You can apply organic or natural fertilizers every 2 to 3 months to provide the plants with enough nutrients.
Also, it would help if you considered growing next to a compost pit or trench. If you have depleted soil,
If multiple plants sprout in the same hole, you must thin your young papaya trees. Remove the weaker seedlings, leaving at least 3 vigorous plants per hole.
Monitor the plants as they mature for signs of flowers, indicating the sex of the tree.
Remember, there are three types of Papaya plants: Male, Female, and Hermaphrodite. The Hermaphrodites are the most sought-after since they are self-pollinating.
Finally, remove the male plants and leave one hermaphrodite or female plant per hole.
Don’t worry about additional pruning since this is only required for Papaya if you intend to create a multi-stem plant.
7. Pest and Disease Management
Papayas are not usually affected by too many pests. However, they are in the same family as okra, cotton, and hibiscus.
As a result, you have to be on the lookout for common pests such as aphids, mealybugs, fruit flies, and other sucking insects.
Learn to recognize signs of pest infestations, such as yellowing leaves or damaged fruit.
Usually, you can control pests by spraying them off with a stream of water or setting suitable traps.
But, please avoid harsh chemicals since they can harm beneficial insects, such as pollinators.
Instead, use natural remedies like neem oil or companion planting to deter pests.
8. Harvest Papayas
After a few months, you will see some green papayas on the plant.
As papayas ripen, they change color from green to yellow or orange, depending on the variety.
You can harvest papaya green to cook it or process it for other purposes. However, for ripe fruit, you must wait until it is almost entirely yellow/orange before picking.
Use a sharp knife or pruning shears to cut the Papaya from the tree. Leave a short stem attached to the fruit.
Be gentle to avoid damaging the plant or fruit. Place the fruit in a cool, dry place at room temperature until fully ripe.
Troubleshooting Common Issues
Sooner or later, you will encounter some issues but don’t panic. Let’s take a look at some of the common ones.
1. Fruit Drop
Papaya may occasionally drop fruit due to poor pollination or extreme stress due to sudden changes in watering or temperature.
There isn’t much you can do except to attract more pollinators or ensure the plants receive constant moisture and nutrients.
2. Yellowing Leaves
Yellow leaves on your papaya plant may indicate nutrient deficiencies, overwatering, or something worse, such as a virus.
Usually, you will already have an idea of how much water and nutrients your plants are receiving. So you can adjust it accordingly.
Still, pay close attention if you notice other signs of damage, such as the blackening of roots or yellow spots on leaves.
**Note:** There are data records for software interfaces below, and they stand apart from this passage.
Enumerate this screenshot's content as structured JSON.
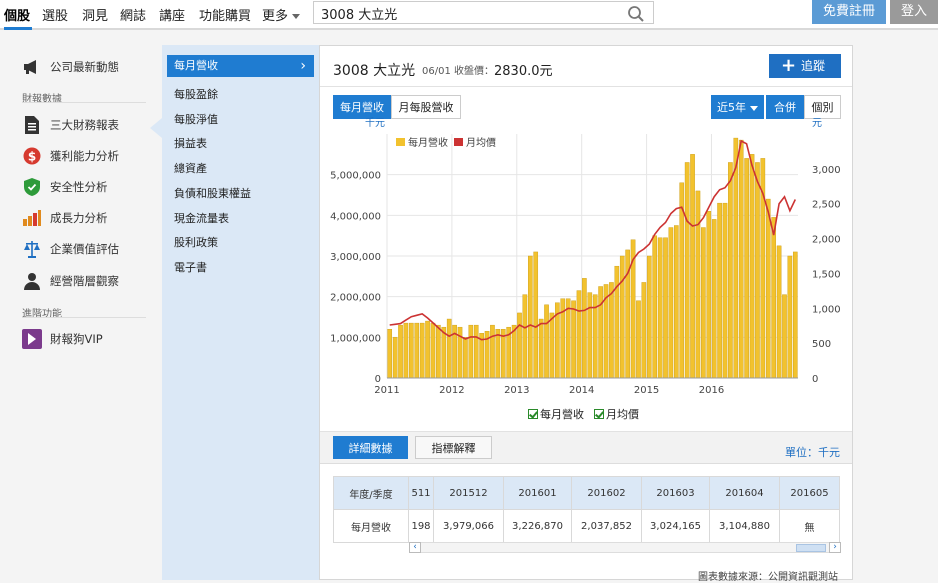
{
  "nav": {
    "items": [
      "個股",
      "選股",
      "洞見",
      "網誌",
      "講座",
      "功能購買",
      "更多"
    ],
    "search_value": "3008 大立光",
    "register": "免費註冊",
    "login": "登入"
  },
  "sidebar": {
    "top_item": "公司最新動態",
    "section1": "財報數據",
    "items": [
      "三大財務報表",
      "獲利能力分析",
      "安全性分析",
      "成長力分析",
      "企業價值評估",
      "經營階層觀察"
    ],
    "section2": "進階功能",
    "vip": "財報狗VIP"
  },
  "submenu": {
    "active": "每月營收",
    "items": [
      "每股盈餘",
      "每股淨值",
      "損益表",
      "總資產",
      "負債和股東權益",
      "現金流量表",
      "股利政策",
      "電子書"
    ]
  },
  "main": {
    "title": "3008 大立光",
    "date_label": "06/01 收盤價：",
    "price": "2830.0元",
    "track_button": "追蹤",
    "tab1": "每月營收",
    "tab2": "月每股營收",
    "range_button": "近5年",
    "merge_button": "合併",
    "single_button": "個別",
    "legend_check1": "每月營收",
    "legend_check2": "月均價",
    "detail_tab": "詳細數據",
    "indicator_tab": "指標解釋",
    "unit": "單位：千元",
    "source": "圖表數據來源：公開資訊觀測站"
  },
  "chart_data": {
    "type": "bar",
    "title": "",
    "y_left_unit": "千元",
    "y_right_unit": "元",
    "ylim_left": [
      0,
      6000000
    ],
    "ylim_right": [
      0,
      3500
    ],
    "y_left_ticks": [
      "0",
      "1,000,000",
      "2,000,000",
      "3,000,000",
      "4,000,000",
      "5,000,000"
    ],
    "y_right_ticks": [
      "0",
      "500",
      "1,000",
      "1,500",
      "2,000",
      "2,500",
      "3,000"
    ],
    "x_ticks": [
      "2011",
      "2012",
      "2013",
      "2014",
      "2015",
      "2016"
    ],
    "series": [
      {
        "name": "每月營收",
        "color": "#f2c22e",
        "start": "2011-01",
        "values": [
          1200000,
          1000000,
          1300000,
          1350000,
          1350000,
          1350000,
          1350000,
          1400000,
          1350000,
          1300000,
          1250000,
          1450000,
          1300000,
          1250000,
          1000000,
          1300000,
          1300000,
          1100000,
          1150000,
          1300000,
          1200000,
          1200000,
          1250000,
          1300000,
          1600000,
          2050000,
          3000000,
          3100000,
          1450000,
          1800000,
          1600000,
          1850000,
          1950000,
          1950000,
          1900000,
          2150000,
          2450000,
          2100000,
          2050000,
          2250000,
          2300000,
          2350000,
          2750000,
          3000000,
          3150000,
          3400000,
          1900000,
          2350000,
          3000000,
          3500000,
          3450000,
          3450000,
          3700000,
          3750000,
          4800000,
          5300000,
          5500000,
          4600000,
          3700000,
          4100000,
          3900000,
          4300000,
          4300000,
          5300000,
          5900000,
          5850000,
          5400000,
          5500000,
          5300000,
          5400000,
          4400000,
          3950000,
          3250000,
          2050000,
          3000000,
          3100000
        ],
        "values_note": ""
      },
      {
        "name": "月均價",
        "color": "#cc3333",
        "values": [
          760,
          770,
          780,
          830,
          880,
          900,
          920,
          860,
          790,
          720,
          650,
          600,
          640,
          600,
          560,
          590,
          590,
          550,
          560,
          600,
          620,
          600,
          620,
          680,
          760,
          720,
          760,
          730,
          780,
          780,
          850,
          920,
          950,
          1000,
          990,
          960,
          970,
          1010,
          1010,
          1050,
          1150,
          1210,
          1310,
          1390,
          1500,
          1700,
          1800,
          1850,
          1920,
          2060,
          2160,
          2230,
          2360,
          2430,
          2450,
          2250,
          2180,
          2200,
          2300,
          2450,
          2600,
          2700,
          2730,
          2830,
          3020,
          3400,
          3360,
          3050,
          2820,
          2650,
          2380,
          2050,
          2500,
          2600,
          2400,
          2560
        ]
      }
    ],
    "legend": [
      "每月營收",
      "月均價"
    ]
  },
  "table": {
    "header_label": "年度/季度",
    "row_label": "每月營收",
    "columns": [
      "511",
      "201512",
      "201601",
      "201602",
      "201603",
      "201604",
      "201605"
    ],
    "values": [
      "198",
      "3,979,066",
      "3,226,870",
      "2,037,852",
      "3,024,165",
      "3,104,880",
      "無"
    ]
  }
}
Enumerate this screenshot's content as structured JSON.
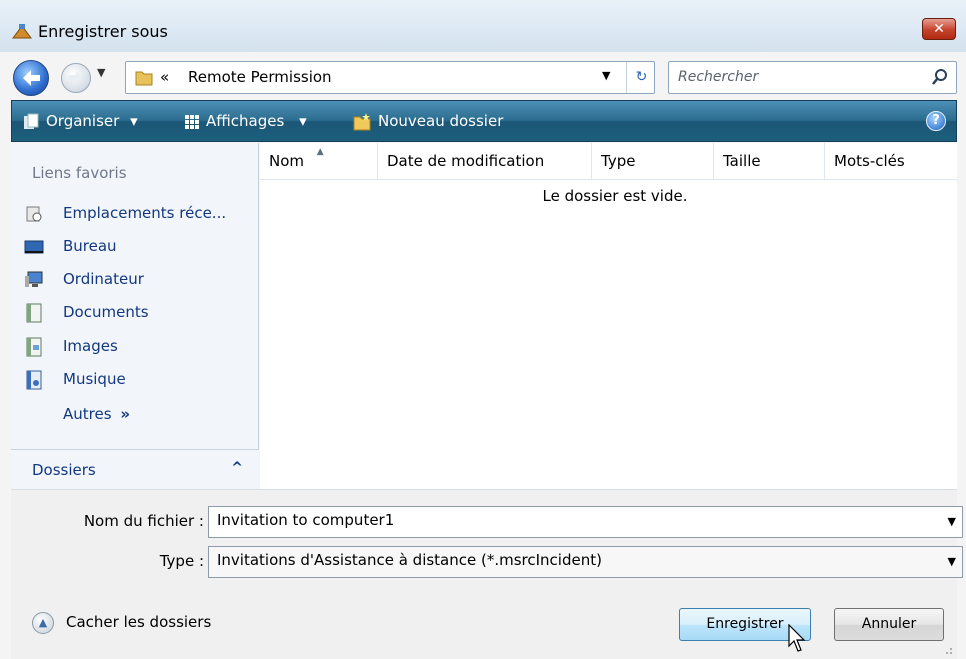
{
  "window": {
    "title": "Enregistrer sous",
    "close_glyph": "✕"
  },
  "address": {
    "separator": "«",
    "path": "Remote Permission",
    "dropdown_glyph": "▼",
    "refresh_glyph": "↻"
  },
  "search": {
    "placeholder": "Rechercher"
  },
  "toolbar": {
    "organize": "Organiser",
    "views": "Affichages",
    "new_folder": "Nouveau dossier",
    "help": "?",
    "caret": "▾"
  },
  "sidebar": {
    "heading": "Liens favoris",
    "items": [
      {
        "label": "Emplacements réce...",
        "icon": "recent-places-icon"
      },
      {
        "label": "Bureau",
        "icon": "desktop-icon"
      },
      {
        "label": "Ordinateur",
        "icon": "computer-icon"
      },
      {
        "label": "Documents",
        "icon": "documents-icon"
      },
      {
        "label": "Images",
        "icon": "pictures-icon"
      },
      {
        "label": "Musique",
        "icon": "music-icon"
      }
    ],
    "more": "Autres",
    "more_glyph": "»",
    "folders": "Dossiers",
    "folders_chevron": "^"
  },
  "file_list": {
    "columns": [
      "Nom",
      "Date de modification",
      "Type",
      "Taille",
      "Mots-clés"
    ],
    "empty_message": "Le dossier est vide.",
    "sort_glyph": "▲"
  },
  "form": {
    "filename_label": "Nom du fichier :",
    "filename_value": "Invitation to computer1",
    "type_label": "Type :",
    "type_value": "Invitations d'Assistance à distance (*.msrcIncident)"
  },
  "footer": {
    "hide_folders": "Cacher les dossiers",
    "save": "Enregistrer",
    "cancel": "Annuler"
  },
  "colors": {
    "toolbar": "#2c6d8f",
    "link": "#13387f",
    "close": "#c4422c"
  }
}
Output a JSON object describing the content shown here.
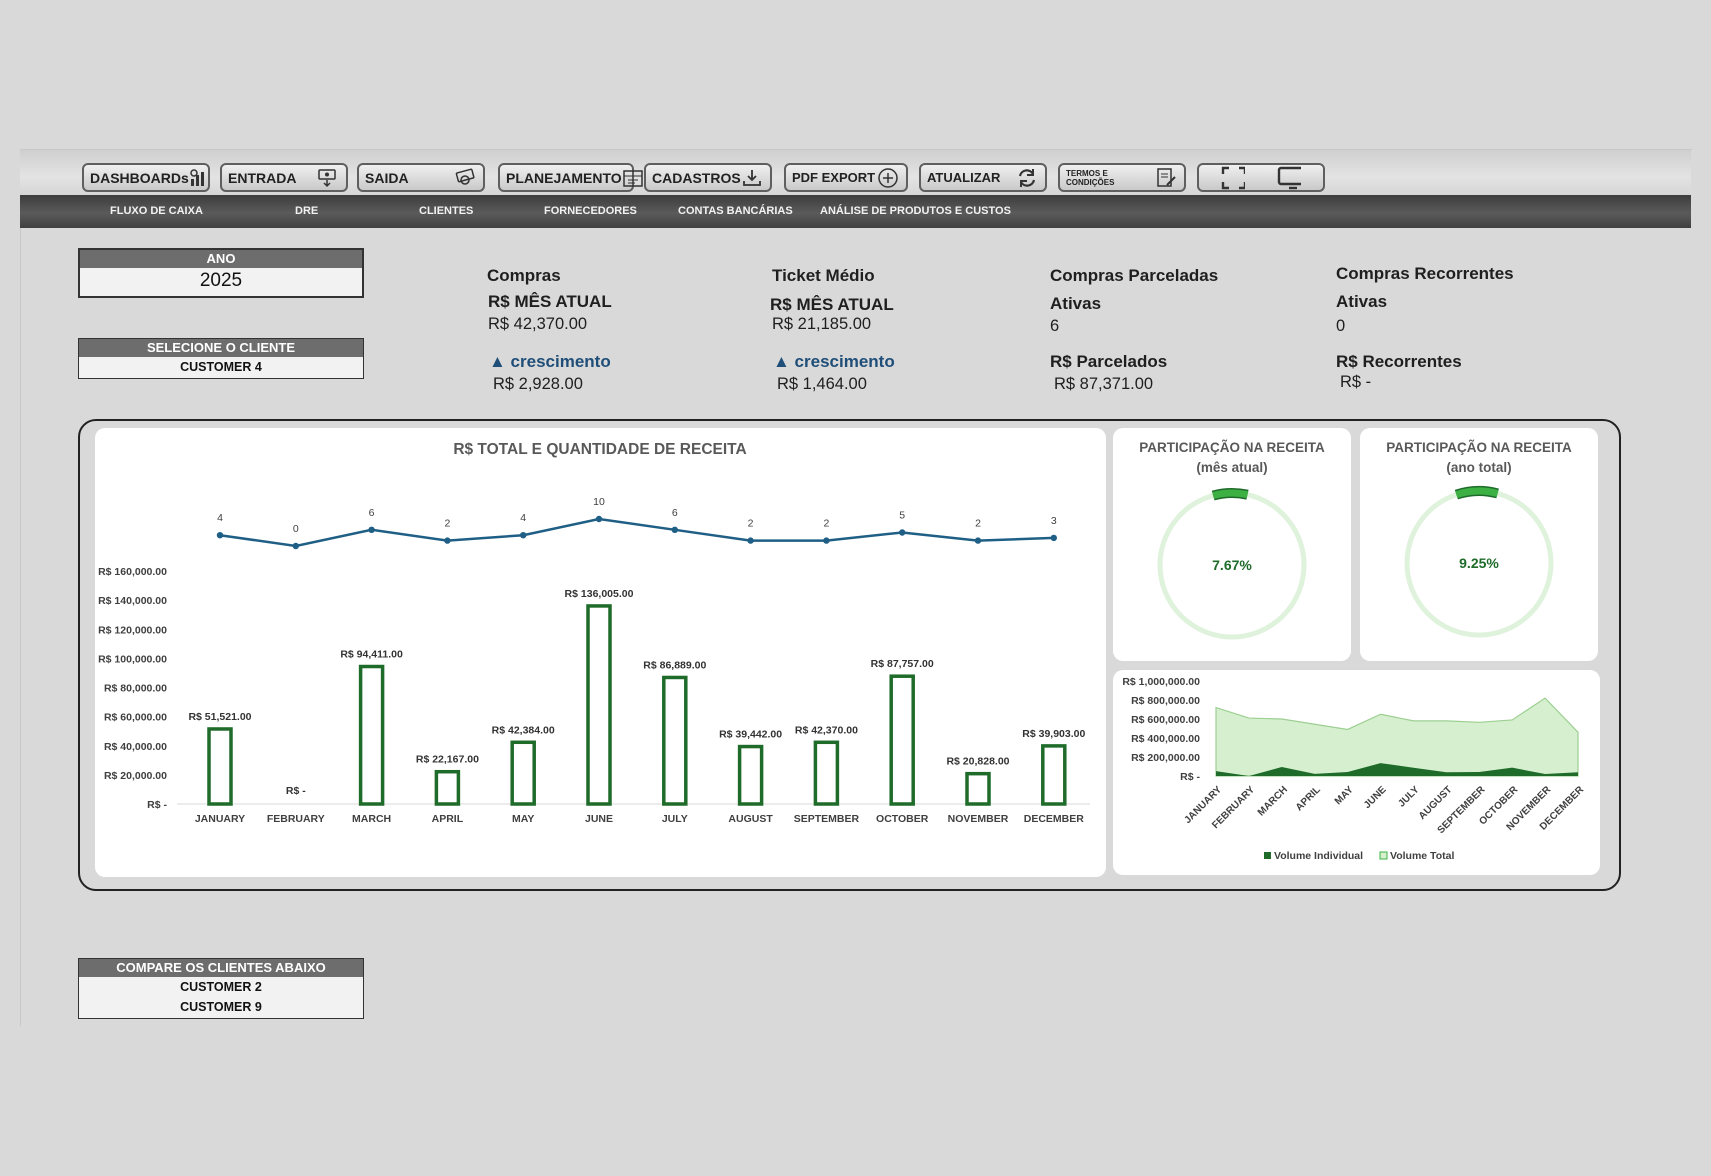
{
  "toolbar": {
    "buttons": [
      {
        "label": "DASHBOARDs",
        "icon": "dashboard-chart-icon"
      },
      {
        "label": "ENTRADA",
        "icon": "money-in-icon"
      },
      {
        "label": "SAIDA",
        "icon": "money-out-icon"
      },
      {
        "label": "PLANEJAMENTO",
        "icon": "planning-calendar-icon"
      },
      {
        "label": "CADASTROS",
        "icon": "download-tray-icon"
      },
      {
        "label": "PDF EXPORT",
        "icon": "plus-circle-icon"
      },
      {
        "label": "ATUALIZAR",
        "icon": "refresh-icon"
      },
      {
        "label": "TERMOS E CONDIÇÕES",
        "icon": "document-sign-icon"
      }
    ],
    "view_icons": [
      "fullscreen-icon",
      "monitor-icon"
    ]
  },
  "nav": [
    "FLUXO DE CAIXA",
    "DRE",
    "CLIENTES",
    "FORNECEDORES",
    "CONTAS BANCÁRIAS",
    "ANÁLISE DE PRODUTOS E CUSTOS"
  ],
  "filters": {
    "year_label": "ANO",
    "year_value": "2025",
    "client_label": "SELECIONE O CLIENTE",
    "client_value": "CUSTOMER 4",
    "compare_label": "COMPARE OS CLIENTES ABAIXO",
    "compare_values": [
      "CUSTOMER 2",
      "CUSTOMER 9"
    ]
  },
  "kpis": {
    "compras": {
      "title": "Compras",
      "subtitle": "R$ MÊS ATUAL",
      "value": "R$ 42,370.00",
      "growth_label": "▲ crescimento",
      "growth_value": "R$ 2,928.00"
    },
    "ticket": {
      "title": "Ticket Médio",
      "subtitle": "R$ MÊS ATUAL",
      "value": "R$ 21,185.00",
      "growth_label": "▲ crescimento",
      "growth_value": "R$ 1,464.00"
    },
    "parceladas": {
      "title": "Compras Parceladas",
      "subtitle": "Ativas",
      "value": "6",
      "money_label": "R$ Parcelados",
      "money_value": "R$ 87,371.00"
    },
    "recorrentes": {
      "title": "Compras Recorrentes",
      "subtitle": "Ativas",
      "value": "0",
      "money_label": "R$ Recorrentes",
      "money_value": "R$ -"
    }
  },
  "colors": {
    "bar": "#1e6b2a",
    "line": "#1f5f86",
    "donut_ring": "#dff2dc",
    "donut_arc": "#3cb043",
    "area_total": "#d6f0cf",
    "area_individual": "#1e6b2a"
  },
  "chart_data": [
    {
      "type": "bar",
      "title": "R$ TOTAL E QUANTIDADE DE RECEITA",
      "categories": [
        "JANUARY",
        "FEBRUARY",
        "MARCH",
        "APRIL",
        "MAY",
        "JUNE",
        "JULY",
        "AUGUST",
        "SEPTEMBER",
        "OCTOBER",
        "NOVEMBER",
        "DECEMBER"
      ],
      "series": [
        {
          "values": [
            51521,
            0,
            94411,
            22167,
            42384,
            136005,
            86889,
            39442,
            42370,
            87757,
            20828,
            39903
          ]
        },
        {
          "type": "line",
          "values": [
            4,
            0,
            6,
            2,
            4,
            10,
            6,
            2,
            2,
            5,
            2,
            3
          ]
        }
      ],
      "bar_labels": [
        "R$ 51,521.00",
        "R$ -",
        "R$ 94,411.00",
        "R$ 22,167.00",
        "R$ 42,384.00",
        "R$ 136,005.00",
        "R$ 86,889.00",
        "R$ 39,442.00",
        "R$ 42,370.00",
        "R$ 87,757.00",
        "R$ 20,828.00",
        "R$ 39,903.00"
      ],
      "ylim": [
        0,
        160000
      ],
      "y_ticks": [
        "R$ -",
        "R$ 20,000.00",
        "R$ 40,000.00",
        "R$ 60,000.00",
        "R$ 80,000.00",
        "R$ 100,000.00",
        "R$ 120,000.00",
        "R$ 140,000.00",
        "R$ 160,000.00"
      ],
      "grid": false
    },
    {
      "type": "pie",
      "title": "PARTICIPAÇÃO NA RECEITA",
      "subtitle": "(mês atual)",
      "value": 7.67,
      "label": "7.67%"
    },
    {
      "type": "pie",
      "title": "PARTICIPAÇÃO NA RECEITA",
      "subtitle": "(ano total)",
      "value": 9.25,
      "label": "9.25%"
    },
    {
      "type": "area",
      "categories": [
        "JANUARY",
        "FEBRUARY",
        "MARCH",
        "APRIL",
        "MAY",
        "JUNE",
        "JULY",
        "AUGUST",
        "SEPTEMBER",
        "OCTOBER",
        "NOVEMBER",
        "DECEMBER"
      ],
      "series": [
        {
          "name": "Volume Individual",
          "values": [
            51521,
            0,
            94411,
            22167,
            42384,
            136005,
            86889,
            39442,
            42370,
            87757,
            20828,
            39903
          ]
        },
        {
          "name": "Volume Total",
          "values": [
            720000,
            610000,
            600000,
            545000,
            490000,
            650000,
            580000,
            580000,
            565000,
            590000,
            820000,
            460000
          ]
        }
      ],
      "ylim": [
        0,
        1000000
      ],
      "y_ticks": [
        "R$ -",
        "R$ 200,000.00",
        "R$ 400,000.00",
        "R$ 600,000.00",
        "R$ 800,000.00",
        "R$ 1,000,000.00"
      ],
      "legend": "bottom"
    }
  ]
}
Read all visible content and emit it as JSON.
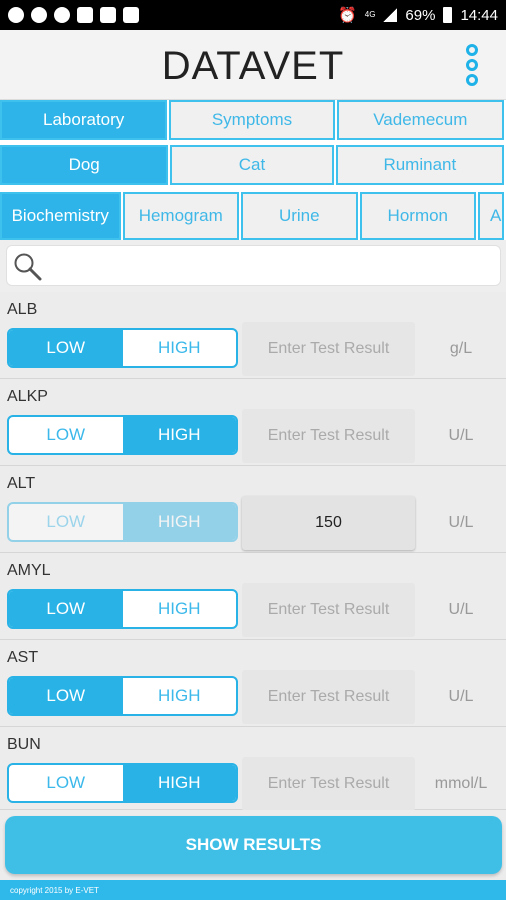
{
  "status_bar": {
    "network_label": "4G",
    "battery": "69%",
    "time": "14:44"
  },
  "header": {
    "logo": "DATAVET",
    "menu_icon": "kebab-menu-icon"
  },
  "tabs_top": [
    {
      "label": "Laboratory",
      "active": true
    },
    {
      "label": "Symptoms",
      "active": false
    },
    {
      "label": "Vademecum",
      "active": false
    }
  ],
  "tabs_species": [
    {
      "label": "Dog",
      "active": true
    },
    {
      "label": "Cat",
      "active": false
    },
    {
      "label": "Ruminant",
      "active": false
    }
  ],
  "tabs_category": [
    {
      "label": "Biochemistry",
      "active": true
    },
    {
      "label": "Hemogram",
      "active": false
    },
    {
      "label": "Urine",
      "active": false
    },
    {
      "label": "Hormon",
      "active": false
    },
    {
      "label": "A",
      "active": false
    }
  ],
  "search": {
    "placeholder": "",
    "value": ""
  },
  "tests": [
    {
      "name": "ALB",
      "low": "LOW",
      "high": "HIGH",
      "selected": "low",
      "result": "",
      "placeholder": "Enter Test Result",
      "unit": "g/L"
    },
    {
      "name": "ALKP",
      "low": "LOW",
      "high": "HIGH",
      "selected": "high",
      "result": "",
      "placeholder": "Enter Test Result",
      "unit": "U/L"
    },
    {
      "name": "ALT",
      "low": "LOW",
      "high": "HIGH",
      "selected": "high-disabled",
      "result": "150",
      "placeholder": "",
      "unit": "U/L"
    },
    {
      "name": "AMYL",
      "low": "LOW",
      "high": "HIGH",
      "selected": "low",
      "result": "",
      "placeholder": "Enter Test Result",
      "unit": "U/L"
    },
    {
      "name": "AST",
      "low": "LOW",
      "high": "HIGH",
      "selected": "low",
      "result": "",
      "placeholder": "Enter Test Result",
      "unit": "U/L"
    },
    {
      "name": "BUN",
      "low": "LOW",
      "high": "HIGH",
      "selected": "high",
      "result": "",
      "placeholder": "Enter Test Result",
      "unit": "mmol/L"
    }
  ],
  "show_results_label": "SHOW RESULTS",
  "footer": "copyright 2015 by E-VET",
  "colors": {
    "accent": "#2eb4e8",
    "background": "#ececec"
  }
}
These can be signs of more serious fungal or viral diseases.
Are you ready to roll up your sleeves and grow your papayas?
Remember it’s as simple as choosing the suitable variety, preparing your soil, and nurturing your plants while monitoring signs of pests.
You no longer have to imagine — you can have those beautiful, fruit-laden papaya plants growing in your backyard.
Visit our Gardening Page for more tips, tricks, and resources to help you cultivate the farm of your dreams.
1. How can you tell if a papaya seed is male or female?
Papaya seeds don’t have visible genders. However, some gardeners swear that black seeds are female while brown seeds are male. Still, this has yet to be proven scientifically.
2. Do papaya seeds need to be dry before planting?
You do not need to dry papaya seeds before planting. However, you can dry it using wood ash if you intend to store it for an extended period, safe from mold and ants.
3. How long does Papaya take to grow from seed?
Papayas can take from 6 to 12 months to grow from seed to harvest, depending on the type and growing conditions.
IFAS Extension. Papaya Growing In The Florida Home Landscape. edis.ifas.ufl.edu. Accessed October 2023
AgriLife Extension. Papaya. aggie-horticulture.tamu.edu. Accessed October 2023
Ministry Of Agriculture Trinidad & Tobago. Papaya Production – A Producer’s Guide. (PDF) Accessed October 2023